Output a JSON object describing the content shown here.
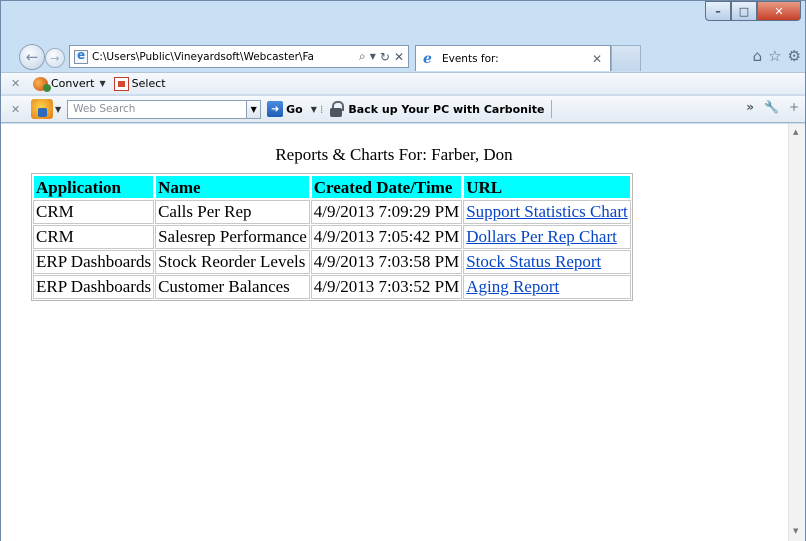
{
  "browser": {
    "address": "C:\\Users\\Public\\Vineyardsoft\\Webcaster\\Fa",
    "tab_title": "Events for:",
    "toolbar1": {
      "convert_label": "Convert",
      "select_label": "Select"
    },
    "toolbar2": {
      "search_placeholder": "Web Search",
      "go_label": "Go",
      "carbonite_label": "Back up Your PC with Carbonite",
      "overflow_label": "»"
    }
  },
  "page": {
    "title": "Reports & Charts For: Farber, Don",
    "columns": [
      "Application",
      "Name",
      "Created Date/Time",
      "URL"
    ],
    "rows": [
      {
        "application": "CRM",
        "name": "Calls Per Rep",
        "created": "4/9/2013 7:09:29 PM",
        "url": "Support Statistics Chart"
      },
      {
        "application": "CRM",
        "name": "Salesrep Performance",
        "created": "4/9/2013 7:05:42 PM",
        "url": "Dollars Per Rep Chart"
      },
      {
        "application": "ERP Dashboards",
        "name": "Stock Reorder Levels",
        "created": "4/9/2013 7:03:58 PM",
        "url": "Stock Status Report"
      },
      {
        "application": "ERP Dashboards",
        "name": "Customer Balances",
        "created": "4/9/2013 7:03:52 PM",
        "url": "Aging Report"
      }
    ]
  },
  "colors": {
    "header_bg": "#00ffff",
    "link": "#0645c9"
  }
}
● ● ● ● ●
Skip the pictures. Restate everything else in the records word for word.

OUTPUT FOR THIS EXERCISE
Output a JSON object describing the content shown here.
{
  "browser": {
    "address": "C:\\Users\\Public\\Vineyardsoft\\Webcaster\\Fa",
    "tab_title": "Events for:",
    "toolbar1": {
      "convert_label": "Convert",
      "select_label": "Select"
    },
    "toolbar2": {
      "search_placeholder": "Web Search",
      "go_label": "Go",
      "carbonite_label": "Back up Your PC with Carbonite",
      "overflow_label": "»"
    }
  },
  "page": {
    "title": "Reports & Charts For: Farber, Don",
    "columns": [
      "Application",
      "Name",
      "Created Date/Time",
      "URL"
    ],
    "rows": [
      {
        "application": "CRM",
        "name": "Calls Per Rep",
        "created": "4/9/2013 7:09:29 PM",
        "url": "Support Statistics Chart"
      },
      {
        "application": "CRM",
        "name": "Salesrep Performance",
        "created": "4/9/2013 7:05:42 PM",
        "url": "Dollars Per Rep Chart"
      },
      {
        "application": "ERP Dashboards",
        "name": "Stock Reorder Levels",
        "created": "4/9/2013 7:03:58 PM",
        "url": "Stock Status Report"
      },
      {
        "application": "ERP Dashboards",
        "name": "Customer Balances",
        "created": "4/9/2013 7:03:52 PM",
        "url": "Aging Report"
      }
    ]
  },
  "colors": {
    "header_bg": "#00ffff",
    "link": "#0645c9"
  }
}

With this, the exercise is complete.